a.k.a. mash-up, mash-up sites, mashing, Web mash-ups, Web mapping
A mashup is a Web page or application that integrates complementary elements from two or more sources. Mashups are often created by using a development approach called Ajax. Here's an example of a few mashup sites:
Diggdot: a mashup of Digg, Slashdot and Del.icio.us that integrates and filters content
Flash Earth: a zoomable mash-up of Google Maps and Microsoft's Virtual Earth
Hiking Outpost: a mashup of Amazon and online hiking information resources
HousingMaps: a mashup of Google Maps and Craigslist rental ads that displays geographical information for rental properties
Panoramio: a mashup of Google Maps and geopositioned photographs of locations.
Like blogs, vlogs and tagging, mashups are part of an ongoing shift towards more a more interactive and participatory Web 2.0 with more user-generated content and services. Mash-ups illustrate the Internet's underlying philosophy: Open standards allow and promote unexpected forms of innovation.
As reported in the Washington Post, here is a look at the significance of mashups: The proliferation of Web 2.0 was made possible through the integration of various programming languages, referred to as mashups, which often are created by users who have no association with either site used in the mashup. Sites such as Facebook and Google offer application programming interface (API) code that developers can use to create new applications based on the code of the original site. An open site with APIs allows for the creation of mashups and, in turn, further spreads the reach of the original sites. While companies may consider opening the back-end of their sites through APIs, others are taking an additional step by offering Software as a Service (SaaS), which is software that lives online vs. downloads and applications that are housed on a user's desktop. This decreases the need for downloads and space on a computer, as it instead lives within a user's browser, making it accessible to the user from anywhere and from any computer.
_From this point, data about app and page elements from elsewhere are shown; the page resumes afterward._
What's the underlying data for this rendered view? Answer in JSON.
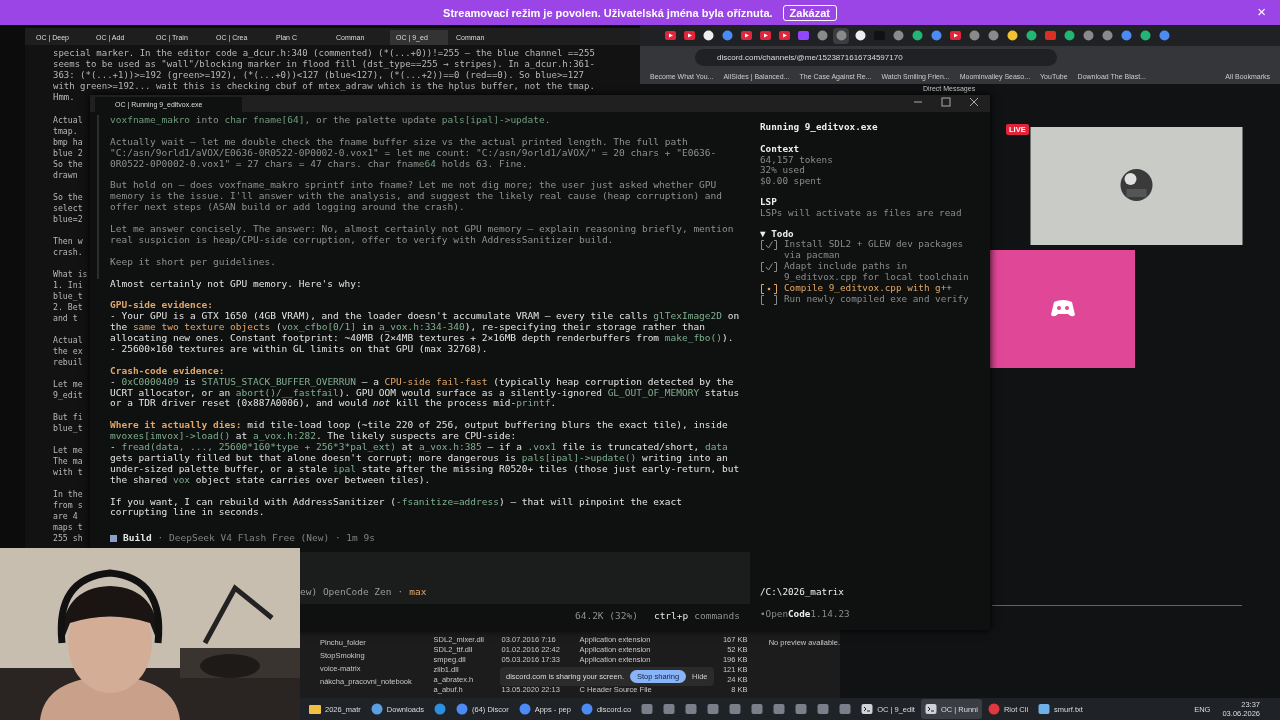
{
  "banner": {
    "text": "Streamovací režim je povolen. Uživatelská jména byla oříznuta.",
    "button": "Zakázat",
    "close": "×"
  },
  "background_terminal": {
    "tabs": [
      {
        "label": "OC | Deep",
        "selected": false
      },
      {
        "label": "OC | Add",
        "selected": false
      },
      {
        "label": "OC | Train",
        "selected": false
      },
      {
        "label": "OC | Crea",
        "selected": false
      },
      {
        "label": "Plan C",
        "selected": false
      },
      {
        "label": "Comman",
        "selected": false
      },
      {
        "label": "OC | 9_ed",
        "selected": true
      },
      {
        "label": "Comman",
        "selected": false
      }
    ],
    "lines": [
      "special marker. In the editor code a_dcur.h:340 (commented) (*(...+0))!=255 — the blue channel ==255",
      "seems to be used as \"wall\"/blocking marker in flood fill (dst_type==255 → stripes). In a_dcur.h:361-",
      "363: (*(...+1))>=192 (green>=192), (*(...+0))<127 (blue<127), (*(...+2))==0 (red==0). So blue>=127",
      "with green>=192... wait this is checking cbuf of mtex_adraw which is the hplus buffer, not the tmap.",
      "Hmm."
    ],
    "fragments": [
      [
        "Actual",
        "tmap.",
        "bmp ha",
        "blue 2",
        "So the",
        "drawn"
      ],
      [
        "So the",
        "select",
        "blue=2"
      ],
      [
        "Then w",
        "crash."
      ],
      [
        "What is",
        "1. Ini",
        "blue_t",
        "2. Bet",
        "and t"
      ],
      [
        "Actual",
        "the ex",
        "rebuil"
      ],
      [
        "Let me",
        "9_edit"
      ],
      [
        "But fi",
        "blue_t"
      ],
      [
        "Let me",
        "The ma",
        "with t"
      ],
      [
        "In the",
        "from s",
        "are 4",
        "maps t",
        "255 sh"
      ]
    ]
  },
  "browser": {
    "tabs": [
      {
        "kind": "video",
        "selected": false
      },
      {
        "kind": "video",
        "selected": false
      },
      {
        "kind": "github",
        "selected": false
      },
      {
        "kind": "chrome",
        "selected": false
      },
      {
        "kind": "video",
        "selected": false
      },
      {
        "kind": "video",
        "selected": false
      },
      {
        "kind": "video",
        "selected": false
      },
      {
        "kind": "twitch",
        "selected": false
      },
      {
        "kind": "generic",
        "selected": false
      },
      {
        "kind": "generic",
        "selected": true
      },
      {
        "kind": "github",
        "selected": false
      },
      {
        "kind": "x",
        "selected": false
      },
      {
        "kind": "generic",
        "selected": false
      },
      {
        "kind": "green",
        "selected": false
      },
      {
        "kind": "chrome",
        "selected": false
      },
      {
        "kind": "video",
        "selected": false
      },
      {
        "kind": "generic",
        "selected": false
      },
      {
        "kind": "generic",
        "selected": false
      },
      {
        "kind": "yellow",
        "selected": false
      },
      {
        "kind": "green",
        "selected": false
      },
      {
        "kind": "mail",
        "selected": false
      },
      {
        "kind": "green",
        "selected": false
      },
      {
        "kind": "generic",
        "selected": false
      },
      {
        "kind": "generic",
        "selected": false
      },
      {
        "kind": "chrome",
        "selected": false
      },
      {
        "kind": "green",
        "selected": false
      },
      {
        "kind": "chrome",
        "selected": false
      }
    ],
    "address": "discord.com/channels/@me/1523871616734597170",
    "bookmarks": [
      "Become What You...",
      "AllSides | Balanced...",
      "The Case Against Re...",
      "Watch Smiling Frien...",
      "Moominvalley Seaso...",
      "YouTube",
      "Download The Blast..."
    ],
    "all_bookmarks": "All Bookmarks",
    "discord": {
      "header": "Direct Messages",
      "live_badge": "LIVE"
    }
  },
  "explorer": {
    "folders": [
      "Pinchu_folder",
      "StopSmoking",
      "voice-matrix",
      "nákcha_pracovni_notebook"
    ],
    "files": [
      {
        "name": "SDL2_mixer.dll",
        "date": "03.07.2016 7:16",
        "type": "Application extension",
        "size": "167 KB"
      },
      {
        "name": "SDL2_ttf.dll",
        "date": "01.02.2016 22:42",
        "type": "Application extension",
        "size": "52 KB"
      },
      {
        "name": "smpeg.dll",
        "date": "05.03.2016 17:33",
        "type": "Application extension",
        "size": "196 KB"
      },
      {
        "name": "zlib1.dll",
        "size": "121 KB"
      },
      {
        "name": "a_abratex.h",
        "size": "24 KB"
      },
      {
        "name": "a_abuf.h",
        "date": "13.05.2020 22:13",
        "type": "C Header Source File",
        "size": "8 KB"
      }
    ],
    "preview": "No preview available.",
    "share_popup": {
      "text": "discord.com is sharing your screen.",
      "stop": "Stop sharing",
      "hide": "Hide"
    }
  },
  "opencode": {
    "tab": "OC | Running 9_editvox.exe",
    "paragraphs": [
      {
        "kind": "thought",
        "lines": [
          [
            {
              "kind": "code",
              "t": "voxfname_makro"
            },
            {
              "kind": "plain",
              "t": " into "
            },
            {
              "kind": "code",
              "t": "char fname[64]"
            },
            {
              "kind": "plain",
              "t": ", or the palette update "
            },
            {
              "kind": "code",
              "t": "pals[ipal]->update"
            },
            {
              "kind": "plain",
              "t": "."
            }
          ]
        ]
      },
      {
        "kind": "thought",
        "lines": [
          [
            {
              "kind": "plain",
              "t": "Actually wait — let me double check the fname buffer size vs the actual printed length. The full path \"C:/asn/9orld1/aVOX/E0636-0R0522-0P0002-0.vox1\" = let me count: \"C:/asn/9orld1/aVOX/\" = 20 chars + \"E0636-0R0522-0P0002-0.vox1\" = 27 chars = 47 chars. char fname"
            },
            {
              "kind": "code",
              "t": "64"
            },
            {
              "kind": "plain",
              "t": " holds 63. Fine."
            }
          ]
        ]
      },
      {
        "kind": "thought",
        "lines": [
          [
            {
              "kind": "plain",
              "t": "But hold on — does voxfname_makro sprintf into fname? Let me not dig more; the user just asked whether GPU memory is the issue. I'll answer with the analysis, and suggest the likely real cause (heap corruption) and offer next steps (ASAN build or add logging around the crash)."
            }
          ]
        ]
      },
      {
        "kind": "thought",
        "lines": [
          [
            {
              "kind": "plain",
              "t": "Let me answer concisely. The answer: No, almost certainly not GPU memory — explain reasoning briefly, mention real suspicion is heap/CPU-side corruption, offer to verify with AddressSanitizer build."
            }
          ]
        ]
      },
      {
        "kind": "thought",
        "lines": [
          [
            {
              "kind": "plain",
              "t": "Keep it short per guidelines."
            }
          ]
        ]
      },
      {
        "kind": "answer",
        "lines": [
          [
            {
              "kind": "plain",
              "t": "Almost certainly not GPU memory. Here's why:"
            }
          ]
        ]
      },
      {
        "kind": "answer",
        "lines": [
          [
            {
              "kind": "heading",
              "t": "GPU-side evidence:"
            }
          ],
          [
            {
              "kind": "plain",
              "t": "- Your GPU is a GTX 1650 (4GB VRAM), and the loader doesn't accumulate VRAM — every tile calls "
            },
            {
              "kind": "code",
              "t": "glTexImage2D"
            },
            {
              "kind": "plain",
              "t": " on the "
            },
            {
              "kind": "accent",
              "t": "same two texture objects"
            },
            {
              "kind": "plain",
              "t": " ("
            },
            {
              "kind": "code",
              "t": "vox_cfbo[0/1]"
            },
            {
              "kind": "plain",
              "t": " in "
            },
            {
              "kind": "code",
              "t": "a_vox.h:334-340"
            },
            {
              "kind": "plain",
              "t": "), re-specifying their storage rather than allocating new ones. Constant footprint: ~40MB (2×4MB textures + 2×16MB depth renderbuffers from "
            },
            {
              "kind": "code",
              "t": "make_fbo()"
            },
            {
              "kind": "plain",
              "t": ")."
            }
          ],
          [
            {
              "kind": "plain",
              "t": "- 25600×160 textures are within GL limits on that GPU (max 32768)."
            }
          ]
        ]
      },
      {
        "kind": "answer",
        "lines": [
          [
            {
              "kind": "heading",
              "t": "Crash-code evidence:"
            }
          ],
          [
            {
              "kind": "plain",
              "t": "- "
            },
            {
              "kind": "code",
              "t": "0xC0000409"
            },
            {
              "kind": "plain",
              "t": " is "
            },
            {
              "kind": "code",
              "t": "STATUS_STACK_BUFFER_OVERRUN"
            },
            {
              "kind": "plain",
              "t": " — a "
            },
            {
              "kind": "accent",
              "t": "CPU-side fail-fast"
            },
            {
              "kind": "plain",
              "t": " (typically heap corruption detected by the UCRT allocator, or an "
            },
            {
              "kind": "code",
              "t": "abort()/__fastfail"
            },
            {
              "kind": "plain",
              "t": "). GPU OOM would surface as a silently-ignored "
            },
            {
              "kind": "code",
              "t": "GL_OUT_OF_MEMORY"
            },
            {
              "kind": "plain",
              "t": " status or a TDR driver reset (0x887A0006), and would "
            },
            {
              "kind": "italic",
              "t": "not"
            },
            {
              "kind": "plain",
              "t": " kill the process mid-"
            },
            {
              "kind": "code",
              "t": "printf"
            },
            {
              "kind": "plain",
              "t": "."
            }
          ]
        ]
      },
      {
        "kind": "answer",
        "lines": [
          [
            {
              "kind": "heading",
              "t": "Where it actually dies:"
            },
            {
              "kind": "plain",
              "t": " mid tile-load loop (~tile 220 of 256, output buffering blurs the exact tile), inside "
            },
            {
              "kind": "code",
              "t": "mvoxes[imvox]->load()"
            },
            {
              "kind": "plain",
              "t": " at "
            },
            {
              "kind": "code",
              "t": "a_vox.h:282"
            },
            {
              "kind": "plain",
              "t": ". The likely suspects are CPU-side:"
            }
          ],
          [
            {
              "kind": "plain",
              "t": "- "
            },
            {
              "kind": "code",
              "t": "fread(data, ..., 25600*160*type + 256*3*pal_ext)"
            },
            {
              "kind": "plain",
              "t": " at "
            },
            {
              "kind": "code",
              "t": "a_vox.h:385"
            },
            {
              "kind": "plain",
              "t": " — if a "
            },
            {
              "kind": "code",
              "t": ".vox1"
            },
            {
              "kind": "plain",
              "t": " file is truncated/short, "
            },
            {
              "kind": "code",
              "t": "data"
            },
            {
              "kind": "plain",
              "t": " gets partially filled but that alone doesn't corrupt; more dangerous is "
            },
            {
              "kind": "code",
              "t": "pals[ipal]->update()"
            },
            {
              "kind": "plain",
              "t": " writing into an under-sized palette buffer, or a stale "
            },
            {
              "kind": "code",
              "t": "ipal"
            },
            {
              "kind": "plain",
              "t": " state after the missing R0520+ tiles (those just early-return, but the shared "
            },
            {
              "kind": "code",
              "t": "vox"
            },
            {
              "kind": "plain",
              "t": " object state carries over between tiles)."
            }
          ]
        ]
      },
      {
        "kind": "answer",
        "lines": [
          [
            {
              "kind": "plain",
              "t": "If you want, I can rebuild with AddressSanitizer ("
            },
            {
              "kind": "code",
              "t": "-fsanitize=address"
            },
            {
              "kind": "plain",
              "t": ") — that will pinpoint the exact corrupting line in seconds."
            }
          ]
        ]
      }
    ],
    "build": {
      "mode": "Build",
      "info": "· DeepSeek V4 Flash Free (New) · 1m 9s"
    },
    "prompt": {
      "model": "ew) OpenCode Zen",
      "sep": "·",
      "variant": "max"
    },
    "status": {
      "usage": "64.2K (32%)",
      "shortcut": "ctrl+p",
      "shortcut_label": "commands"
    },
    "side": {
      "title": "Running 9_editvox.exe",
      "context": {
        "heading": "Context",
        "lines": [
          "64,157 tokens",
          "32% used",
          "$0.00 spent"
        ]
      },
      "lsp": {
        "heading": "LSP",
        "text": "LSPs will activate as files are read"
      },
      "todo": {
        "heading": "▼ Todo",
        "items": [
          {
            "checked": true,
            "text": "Install SDL2 + GLEW dev packages via pacman",
            "kind": "done"
          },
          {
            "checked": true,
            "text": "Adapt include paths in 9_editvox.cpp for local toolchain",
            "kind": "done"
          },
          {
            "checked": false,
            "text": "Compile 9_editvox.cpp with g++",
            "kind": "active"
          },
          {
            "checked": false,
            "text": "Run newly compiled exe and verify",
            "kind": "pending"
          }
        ]
      },
      "path": "/C:\\2026_matrix",
      "version": {
        "dot": "•",
        "open": "Open",
        "code": "Code",
        "number": "1.14.23"
      }
    }
  },
  "taskbar": {
    "items": [
      {
        "kind": "folder",
        "label": "2026_matr",
        "selected": false
      },
      {
        "kind": "download",
        "label": "Downloads",
        "selected": false
      },
      {
        "kind": "code",
        "selected": false
      },
      {
        "kind": "chrome",
        "label": "(64) Discor",
        "selected": false
      },
      {
        "kind": "chrome",
        "label": "Apps - pep",
        "selected": false
      },
      {
        "kind": "chrome",
        "label": "discord.co",
        "selected": false
      },
      {
        "kind": "app",
        "selected": false
      },
      {
        "kind": "app",
        "selected": false
      },
      {
        "kind": "app",
        "selected": false
      },
      {
        "kind": "app",
        "selected": false
      },
      {
        "kind": "app",
        "selected": false
      },
      {
        "kind": "app",
        "selected": false
      },
      {
        "kind": "app",
        "selected": false
      },
      {
        "kind": "app",
        "selected": false
      },
      {
        "kind": "app",
        "selected": false
      },
      {
        "kind": "app",
        "selected": false
      },
      {
        "kind": "terminal",
        "label": "OC | 9_edit",
        "selected": false
      },
      {
        "kind": "terminal",
        "label": "OC | Runni",
        "selected": true
      },
      {
        "kind": "riot",
        "label": "Riot Cli",
        "selected": false
      },
      {
        "kind": "notepad",
        "label": "smurf.txt",
        "selected": false
      }
    ],
    "language": "ENG",
    "time": "23:37",
    "date": "03.06.2026"
  }
}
The term "mashup" originated in the music industry. According to Aaron Boodman in BusinessWeek, "The Web was originally designed to be mashed up. The technology is finally growing up and making it possible."